He would have analyzed how Trump went over virtually the whole Beltway establishment, corporate media included, to get elected, using his trademark version of Total Screen. He would have seen that Trump is far from an American Macbeth sowing Hobbesian chaos. And he would have reveled in a vicious sociopolitical American war played in real time on the Total Screen.

What to do after the orgy? Revel in the Baudrillard index, put together by the International Journal of Baudrillard Studies (IJBS), and welcome to the Total Simulacrum Trump era.

More articles by:

Pepe Escobar is the author of Globalistan: How the Globalized World is Dissolving into Liquid War (Nimble Books, 2007), Red Zone Blues: a snapshot of Baghdad during the surge and Obama does Globalistan (Nimble Books, 2009).  His latest book is Empire of ChaosHe may be reached at pepeasia@yahoo.com.

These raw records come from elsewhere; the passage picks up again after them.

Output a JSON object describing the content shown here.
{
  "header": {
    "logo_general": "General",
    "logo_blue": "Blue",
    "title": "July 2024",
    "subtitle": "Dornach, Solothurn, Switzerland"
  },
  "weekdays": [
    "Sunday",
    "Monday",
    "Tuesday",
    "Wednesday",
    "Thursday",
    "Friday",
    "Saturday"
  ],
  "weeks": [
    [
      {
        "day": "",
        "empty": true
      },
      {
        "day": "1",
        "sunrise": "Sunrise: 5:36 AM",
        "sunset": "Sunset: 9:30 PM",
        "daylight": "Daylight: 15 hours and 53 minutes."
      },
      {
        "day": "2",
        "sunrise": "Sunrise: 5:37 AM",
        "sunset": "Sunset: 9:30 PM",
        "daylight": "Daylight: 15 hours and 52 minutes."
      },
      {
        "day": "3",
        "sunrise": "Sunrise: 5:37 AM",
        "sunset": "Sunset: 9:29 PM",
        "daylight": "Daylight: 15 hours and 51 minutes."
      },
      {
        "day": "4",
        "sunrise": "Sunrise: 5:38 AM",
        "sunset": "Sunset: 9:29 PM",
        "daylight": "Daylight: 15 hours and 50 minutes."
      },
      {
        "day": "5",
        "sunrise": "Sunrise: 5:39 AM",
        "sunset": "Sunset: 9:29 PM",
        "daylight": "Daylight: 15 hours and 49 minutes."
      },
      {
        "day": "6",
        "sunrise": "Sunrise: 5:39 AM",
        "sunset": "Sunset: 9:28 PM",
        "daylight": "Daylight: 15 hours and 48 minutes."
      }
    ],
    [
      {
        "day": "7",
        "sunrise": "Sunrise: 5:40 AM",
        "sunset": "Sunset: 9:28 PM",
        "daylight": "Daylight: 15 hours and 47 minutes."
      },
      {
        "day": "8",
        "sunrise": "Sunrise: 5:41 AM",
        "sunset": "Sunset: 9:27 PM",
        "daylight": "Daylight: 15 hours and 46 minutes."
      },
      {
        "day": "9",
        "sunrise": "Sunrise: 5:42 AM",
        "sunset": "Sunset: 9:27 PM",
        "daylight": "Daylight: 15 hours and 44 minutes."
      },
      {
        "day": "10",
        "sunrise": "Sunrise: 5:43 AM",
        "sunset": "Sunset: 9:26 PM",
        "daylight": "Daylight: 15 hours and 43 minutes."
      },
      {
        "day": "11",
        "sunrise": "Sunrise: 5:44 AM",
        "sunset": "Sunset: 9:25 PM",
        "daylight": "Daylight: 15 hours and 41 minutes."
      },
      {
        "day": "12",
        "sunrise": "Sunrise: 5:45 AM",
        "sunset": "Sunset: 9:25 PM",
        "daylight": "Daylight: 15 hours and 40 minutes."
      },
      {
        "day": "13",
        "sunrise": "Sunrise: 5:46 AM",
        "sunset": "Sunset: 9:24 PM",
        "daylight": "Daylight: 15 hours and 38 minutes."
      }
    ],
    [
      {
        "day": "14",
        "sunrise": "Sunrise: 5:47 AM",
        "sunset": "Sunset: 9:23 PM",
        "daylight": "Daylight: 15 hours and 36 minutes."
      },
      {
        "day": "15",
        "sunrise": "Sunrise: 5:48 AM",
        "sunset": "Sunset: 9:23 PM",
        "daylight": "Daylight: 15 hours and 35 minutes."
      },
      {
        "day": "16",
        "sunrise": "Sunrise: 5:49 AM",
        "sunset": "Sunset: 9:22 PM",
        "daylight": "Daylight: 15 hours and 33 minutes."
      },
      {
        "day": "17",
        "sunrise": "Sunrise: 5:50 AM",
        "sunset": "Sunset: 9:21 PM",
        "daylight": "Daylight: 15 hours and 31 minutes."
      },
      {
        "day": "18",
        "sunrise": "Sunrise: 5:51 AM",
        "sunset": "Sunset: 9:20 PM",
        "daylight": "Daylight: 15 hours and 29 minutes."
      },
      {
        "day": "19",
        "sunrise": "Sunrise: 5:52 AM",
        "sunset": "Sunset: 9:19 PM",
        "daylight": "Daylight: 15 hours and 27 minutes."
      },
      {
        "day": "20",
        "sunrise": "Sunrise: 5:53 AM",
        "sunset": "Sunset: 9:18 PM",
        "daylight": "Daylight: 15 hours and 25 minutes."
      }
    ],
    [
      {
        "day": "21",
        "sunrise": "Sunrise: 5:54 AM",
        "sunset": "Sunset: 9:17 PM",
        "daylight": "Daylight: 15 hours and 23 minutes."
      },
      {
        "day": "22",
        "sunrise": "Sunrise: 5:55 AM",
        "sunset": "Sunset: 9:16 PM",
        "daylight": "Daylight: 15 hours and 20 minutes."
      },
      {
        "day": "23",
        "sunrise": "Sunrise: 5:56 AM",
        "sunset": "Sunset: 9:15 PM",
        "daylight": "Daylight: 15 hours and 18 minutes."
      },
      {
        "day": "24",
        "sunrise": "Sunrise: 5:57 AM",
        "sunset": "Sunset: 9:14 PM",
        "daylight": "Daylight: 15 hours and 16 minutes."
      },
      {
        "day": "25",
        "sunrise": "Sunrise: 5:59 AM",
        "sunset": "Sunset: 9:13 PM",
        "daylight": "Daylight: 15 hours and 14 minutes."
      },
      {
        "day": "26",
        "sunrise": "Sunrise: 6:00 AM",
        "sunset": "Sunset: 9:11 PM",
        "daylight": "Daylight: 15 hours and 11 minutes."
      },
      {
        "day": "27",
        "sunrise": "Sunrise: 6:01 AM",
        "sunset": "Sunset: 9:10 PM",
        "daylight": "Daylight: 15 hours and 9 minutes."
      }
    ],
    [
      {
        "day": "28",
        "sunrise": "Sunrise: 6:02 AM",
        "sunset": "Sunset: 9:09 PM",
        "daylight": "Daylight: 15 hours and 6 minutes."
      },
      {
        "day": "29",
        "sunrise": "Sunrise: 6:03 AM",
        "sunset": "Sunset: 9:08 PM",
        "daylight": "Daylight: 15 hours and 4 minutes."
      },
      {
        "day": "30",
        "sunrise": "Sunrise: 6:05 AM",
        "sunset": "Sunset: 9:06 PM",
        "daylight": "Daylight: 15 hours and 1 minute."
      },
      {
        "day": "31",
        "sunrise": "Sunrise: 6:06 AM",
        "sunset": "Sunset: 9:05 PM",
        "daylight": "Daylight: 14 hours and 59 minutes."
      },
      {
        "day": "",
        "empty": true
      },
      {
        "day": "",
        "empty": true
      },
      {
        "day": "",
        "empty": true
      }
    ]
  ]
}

December 18, 2018
Charles Pierson
Where No Corn Has Grown Before: Better Living Through Climate Change?
Evaggelos Vallianatos
The Waters of American Democracy
Patrick Cockburn
Will Anger in Washington Over the Murder of Khashoggi End the War in Yemen?
George Ochenski
Trump is on the Ropes, But the Pillage of Natural Resources Continues
Farzana Versey
Tribals, Missionaries and Hindutva
Robert Hunziker
Is COP24 One More Big Bust?
David Macaray
The Truth About Nursing Homes
Nino Pagliccia
Have the Russian Military Aircrafts in Venezuela Breached the Door to “America’s Backyard”?
Paul Edwards
Make America Grate Again
David Rosnick
The Impact of OPEC on Climate Change
Binoy Kampmark
The Kosovo Blunder: Moving Towards a Standing Army
Andrew Stewart
Shine a Light for Immigration Rights in Providence
December 17, 2018
Susan Abulhawa
Marc Lamont Hill’s Detractors are the True Anti-Semites
Jake Palmer
Viktor Orban, Trump and the Populist Battle Over Public Space
Martha Rosenberg
Big Pharma Fights Proposal to Keep It From Looting Medicare
David Rosen
December 17th: International Day to End Violence against Sex Workers
Binoy Kampmark
The Case that Dare Not Speak Its Name: the Conviction of Cardinal Pell
Dave Lindorff
Making Trump and Other Climate Criminals Pay
Bill Martin
Seeing Yellow
Julian Vigo
The World Google Controls and Surveillance Capitalism
ANIS SHIVANI
What is Neoliberalism?
James Haught
Evangelicals Vote, “Nones” Falter
Vacy Vlanza
The Australian Prime Minister’s Rapture for Jerusalem
Martin Billheimer
Late Year’s Hits for the Hanging Sock
Weekend Edition
December 14, 2018
Friday - Sunday
Andrew Levine
A Tale of Two Cities
Peter Linebaugh
The Significance of The Common Wind
Bruce E. Levine
The Ketamine Chorus: NYT Trumpets New Anti-Suicide Drug
Jeffrey St. Clair
Roaming Charges: Fathers and Sons, Bushes and Bin Ladens
Kathy Deacon
Coffee, Social Stratification and the Retail Sector in a Small Maritime Village
Nick Pemberton
Praise For America’s Second Leading Intellectual
Robert Hunziker
The Yellow Vest Insurgency – What’s Next?
Patrick Cockburn
The Yemeni Dead: Six Times Higher Than Previously Reported
Nick Alexandrov
George H. W. Bush: Another Eulogy
Brian Cloughley
Principles and Morality Versus Cash and Profit? No Contest
Michael F. Duggan
Climate Change and the Limits of Reason
Victor Grossman
Sighs of Relief in Germany
Ron Jacobs
A Propagandist of Privatization
Robert Fantina
What Does Beto Have Against the Palestinians?
Richard Falk – Daniel Falcone
Sartre, Said, Chomsky and the Meaning of the Public Intellectual
Andrew Glikson
Crimes Against the Earth
Robert Fisk
The Parasitic Relationship Between Power and the American Media
Stephen Cooper
When Will Journalism Grapple With the Ethics of Interviewing Mentally Ill Arrestees?
Jill Richardson
A War on Science, Morals and Law
Ron Jacobs
A Propagandist of Privatization
Evaggelos Vallianatos
It’s Not Easy Being Greek
FacebookTwitterGoogle+RedditEmail